My knowledge and opinions on marriage have the shape of an inverted pyramid. Where I once knew so much, and now have less, but maybe more important knowledge.What I’m left with is this:

Our marriage will be whatever it is. We will do the best we can with the tools we have, and we will love each other even when we don’t love each other.



A Post In Which Heather Falls Out Of The Canoe And Is Very Scared

It was a day of firsts. Our first swim while canoeing. The first time I’ve changed in front of my in-laws. Cheers (see me holding up my cup of Sleepytime tea?).

We were so thankful for dry weather that the intermittent clouds were no problem. Matt and I took the Forester, freighted with gear, out Route 9 and toward camp. We drank coffee and ate breakfast and had a rare, but much-needed, visit.
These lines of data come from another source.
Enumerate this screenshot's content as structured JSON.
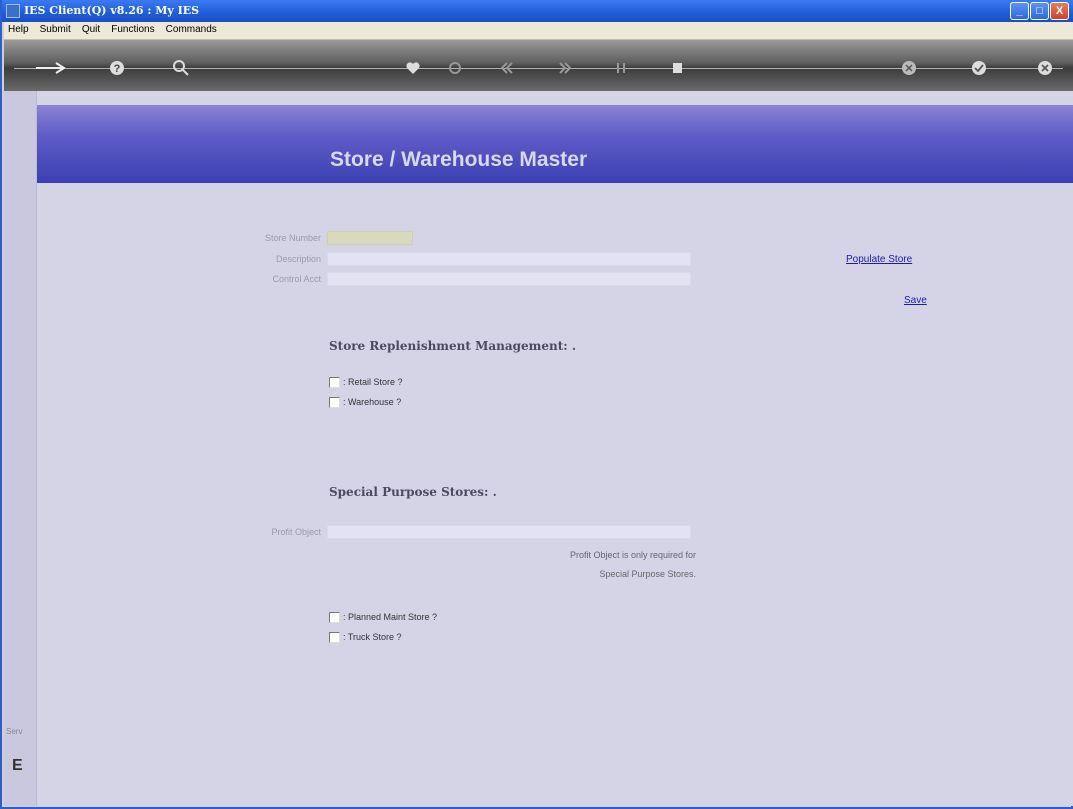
{
  "window": {
    "title": "IES Client(Q) v8.26 : My IES",
    "minimize_label": "_",
    "maximize_label": "□",
    "close_label": "X"
  },
  "menu": [
    "Help",
    "Submit",
    "Quit",
    "Functions",
    "Commands"
  ],
  "toolbar": {
    "icons": [
      "arrow-icon",
      "help-icon",
      "search-icon",
      "heart-icon",
      "refresh-icon",
      "rewind-icon",
      "forward-icon",
      "pause-icon",
      "stop-icon",
      "cancel-icon",
      "check-icon",
      "close-icon"
    ]
  },
  "page": {
    "title": "Store / Warehouse Master",
    "fields": {
      "store_number_label": "Store Number",
      "store_number_value": "",
      "description_label": "Description",
      "description_value": "",
      "control_acct_label": "Control Acct",
      "control_acct_value": "",
      "profit_object_label": "Profit Object",
      "profit_object_value": ""
    },
    "links": {
      "populate_store": "Populate Store",
      "save": "Save"
    },
    "replenishment": {
      "heading": "Store Replenishment Management: .",
      "retail_store": ": Retail Store ?",
      "warehouse": ": Warehouse ?"
    },
    "special": {
      "heading": "Special Purpose Stores: .",
      "note_line1": "Profit Object is only required for",
      "note_line2": "Special Purpose Stores.",
      "planned_maint": ": Planned Maint Store ?",
      "truck_store": ": Truck Store ?"
    }
  },
  "sidebar": {
    "tiny_label": "Serv",
    "big_label": "E"
  },
  "colors": {
    "header_gradient_top": "#8b84d6",
    "header_gradient_bottom": "#3b40b2",
    "background": "#d5d4e7",
    "link": "#1b1bb0"
  }
}
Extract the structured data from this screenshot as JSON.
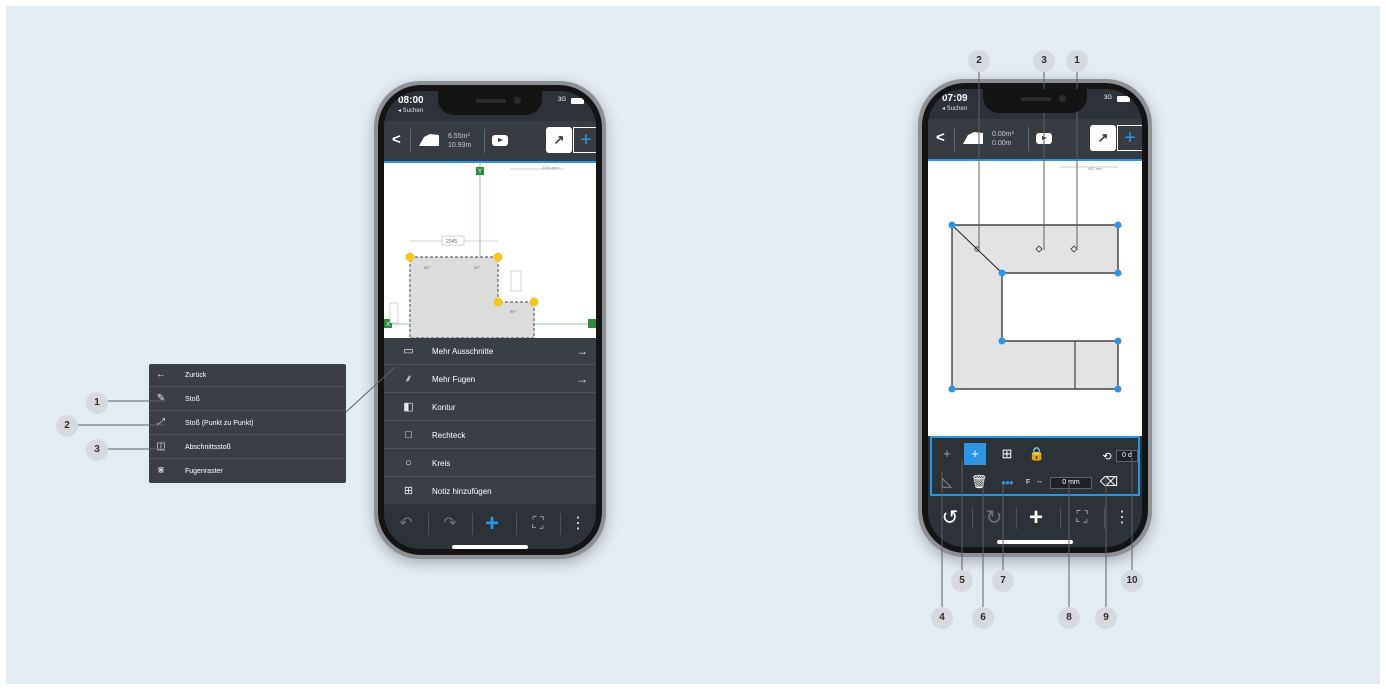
{
  "left_phone": {
    "status": {
      "time": "08:00",
      "back": "◂ Suchen",
      "network": "3G"
    },
    "appbar": {
      "area_m2": "6.55m²",
      "length": "10.93m"
    },
    "canvas": {
      "scale": "2000 mm",
      "axis_y": "Y",
      "axis_x": "X",
      "dim_top": "2045",
      "angle_a": "90°",
      "angle_b": "90°",
      "angle_c": "90°"
    },
    "menu": [
      {
        "label": "Mehr Ausschnitte",
        "icon": "folder-icon",
        "arrow": "→"
      },
      {
        "label": "Mehr Fugen",
        "icon": "joint-icon",
        "arrow": "→"
      },
      {
        "label": "Kontur",
        "icon": "contour-icon",
        "arrow": ""
      },
      {
        "label": "Rechteck",
        "icon": "rectangle-icon",
        "arrow": ""
      },
      {
        "label": "Kreis",
        "icon": "circle-icon",
        "arrow": ""
      },
      {
        "label": "Notiz hinzufügen",
        "icon": "note-icon",
        "arrow": ""
      }
    ]
  },
  "popup": {
    "items": [
      {
        "label": "Zurück",
        "icon": "arrow-left-icon"
      },
      {
        "label": "Stoß",
        "icon": "pen-icon"
      },
      {
        "label": "Stoß (Punkt zu Punkt)",
        "icon": "diagonal-line-icon"
      },
      {
        "label": "Abschnittsstoß",
        "icon": "section-joint-icon"
      },
      {
        "label": "Fugenraster",
        "icon": "joint-grid-icon"
      }
    ],
    "callouts": [
      "1",
      "2",
      "3"
    ]
  },
  "right_phone": {
    "status": {
      "time": "07:09",
      "back": "◂ Suchen",
      "network": "3G"
    },
    "appbar": {
      "area_m2": "0.00m²",
      "length": "0.00m"
    },
    "canvas": {
      "scale": "467 mm"
    },
    "toolbar": {
      "offset_label": "F",
      "offset_value": "0 mm",
      "angle_value": "0 d"
    },
    "callouts_top": [
      "2",
      "3",
      "1"
    ],
    "callouts_bottom": [
      "4",
      "5",
      "6",
      "7",
      "8",
      "9",
      "10"
    ]
  },
  "colors": {
    "accent": "#2e95e4",
    "background": "#e4ecf3",
    "dark_ui": "#2d3238",
    "vertex_yellow": "#f3c623"
  }
}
Once at camp I settled in with a stack of grading while Matt attempted to get his old VW Rabbit (1 out of 4) running. His family arrived, and with them, lots of wedding talk. His father asked me, “Why can’t you just elope like normal people?”.

Said Father and Matt’s brother dropped us, our canoe and gear off, and we whooshed by them shortly. Us, water everywhere; them, safely on shore, fishing and shooting video.
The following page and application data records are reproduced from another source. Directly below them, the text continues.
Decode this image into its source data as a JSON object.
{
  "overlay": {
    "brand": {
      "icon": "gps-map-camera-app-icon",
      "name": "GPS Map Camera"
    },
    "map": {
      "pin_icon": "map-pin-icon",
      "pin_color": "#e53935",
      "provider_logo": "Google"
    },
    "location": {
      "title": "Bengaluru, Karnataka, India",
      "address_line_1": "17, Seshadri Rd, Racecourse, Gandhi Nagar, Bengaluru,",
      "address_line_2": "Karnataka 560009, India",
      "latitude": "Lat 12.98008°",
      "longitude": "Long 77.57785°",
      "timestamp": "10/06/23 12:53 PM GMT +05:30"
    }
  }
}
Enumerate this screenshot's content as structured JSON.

Ledge Falls from Heather J Webb on Vimeo.

We knew we’d have big water today, but I certainly didn’t foresee what was to come.
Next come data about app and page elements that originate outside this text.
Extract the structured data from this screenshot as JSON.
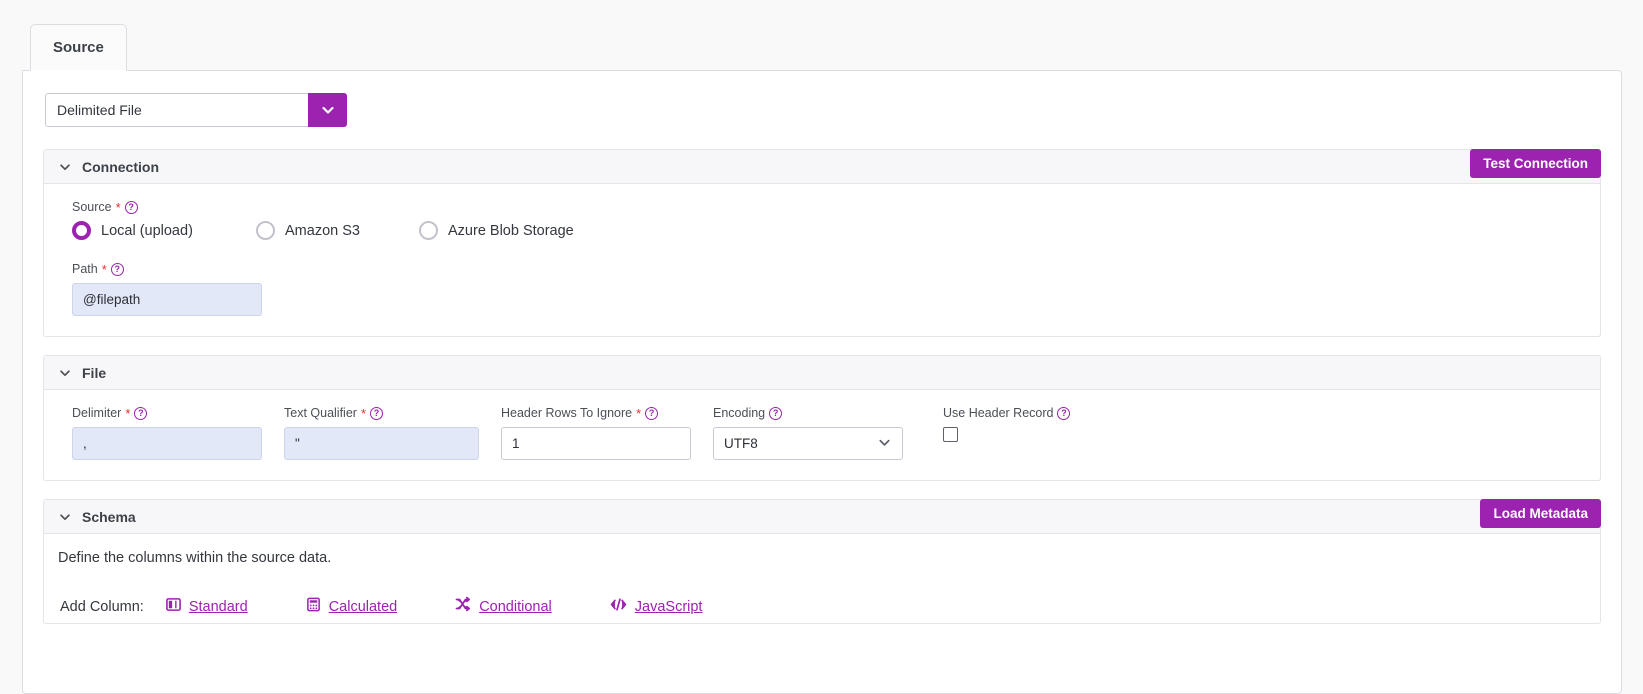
{
  "theme": {
    "accent": "#9c22b0",
    "required_color": "#e03030",
    "token_bg": "#e2e8f7",
    "page_bg": "#f9f9fa"
  },
  "tabs": [
    {
      "label": "Source",
      "active": true
    }
  ],
  "source_type": {
    "value": "Delimited File",
    "icon": "chevron-down-icon"
  },
  "connection": {
    "title": "Connection",
    "test_button": "Test Connection",
    "source_field": {
      "label": "Source",
      "required": "*",
      "help": "?",
      "options": [
        {
          "label": "Local (upload)",
          "selected": true
        },
        {
          "label": "Amazon S3",
          "selected": false
        },
        {
          "label": "Azure Blob Storage",
          "selected": false
        }
      ]
    },
    "path_field": {
      "label": "Path",
      "required": "*",
      "help": "?",
      "value": "@filepath",
      "placeholder": ""
    }
  },
  "file": {
    "title": "File",
    "fields": [
      {
        "key": "delimiter",
        "label": "Delimiter",
        "required": "*",
        "help": "?",
        "value": ",",
        "token": true
      },
      {
        "key": "text_qualifier",
        "label": "Text Qualifier",
        "required": "*",
        "help": "?",
        "value": "\"",
        "token": true
      },
      {
        "key": "header_rows_to_ignore",
        "label": "Header Rows To Ignore",
        "required": "*",
        "help": "?",
        "value": "1",
        "token": false
      },
      {
        "key": "encoding",
        "label": "Encoding",
        "required": "",
        "help": "?",
        "value": "UTF8",
        "token": false
      },
      {
        "key": "use_header_record",
        "label": "Use Header Record",
        "required": "",
        "help": "?",
        "value": "",
        "checked": false
      }
    ]
  },
  "schema": {
    "title": "Schema",
    "load_button": "Load Metadata",
    "description": "Define the columns within the source data.",
    "add_column_label": "Add Column:",
    "add_column_links": [
      {
        "label": "Standard",
        "icon": "columns-icon"
      },
      {
        "label": "Calculated",
        "icon": "calculator-icon"
      },
      {
        "label": "Conditional",
        "icon": "shuffle-icon"
      },
      {
        "label": "JavaScript",
        "icon": "code-icon"
      }
    ]
  }
}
Do I look nervous? Maybe I'm wondering whether I should eat that piece of warm bacon pizza?
Do I look nervous? Maybe I’m wondering whether I should eat that piece of warm bacon pizza?

We took some pics as we scouted the most difficult piece of our run. We were on the East Branch of the Union River and prepping to go over Ledge Falls. This spot has given us difficulty in the past, but usually because the water was TOO low.

Long story short, we dumped it.



Ledge Falls
Ledge Falls

I was pretty convinced that I was going to die. I was stuck for a few seconds but managed to wiggle my foot free and made sweet love to a huge rock. Once I was perched on the rock I was able to grab the canoe rope (Thanks, Matt for saving the canoe!) and haul it over to my rock. I flopped in, Matt hopped in, and we were back on our way. The rest of the trip was cold and wet, but we survived. Oddly, it was fun. We had a few more sections of fast water and then, poof, we were done. Matt built me a fire and I stood by it and wrung out my clothes while we waited for his parents.

Now we’re home and dry. Laundry is done and I am too.

Have a great week, friends.


Da dum da dum

Totally perfect.
Totally perfect.


A little shy of four years ago, I went on my first and only blind date. Even though we ate at a place we both do NOT like and took a detour to Home Depot, we somehow wanted to see each other again. In quick succession came a coffee date, more phone time than I logged in middle school, complicated commuting schedules, and a third shadow to accompany Colby and me on our walks.

Over those years we’ve learned and re-learned; each other and our surroundings. We’ve reconciled our dreams and our realities and we’ve been surprised with the funny places where those two intersect. I’ve been prepared to marry this man for some time.

The Proposal

It was perfect and beautiful, friends. I knew this day wasn’t too far away, but Matt managed to take me completely by surprise. We had a rare afternoon out together and celebrated later that night with my brother and his fiancee (thanks for the babysitting, you two!), Colby and our dogs. We sat by the fire and watched Lord of the Rings and I was feeling that was quite appropriate – since I would maybe slice anyone who came near my shiny, precious ring.

The Wedding


. . . planning is in progress. I’ll keep you all posted. All I know is that it will be small and simple and probably in June.


Colby keeps looking at me and grinning. I keep watching as I walk past mirrors to see what my ring looks like in different light, against a different color jeans. Matt absentmindedly fingers the ring when he holds my hand. I have, wait for it, a Pinterest board. Help me Jesus.


Thank you all for your love and excitement. I’m so happy you will be on this journey with us.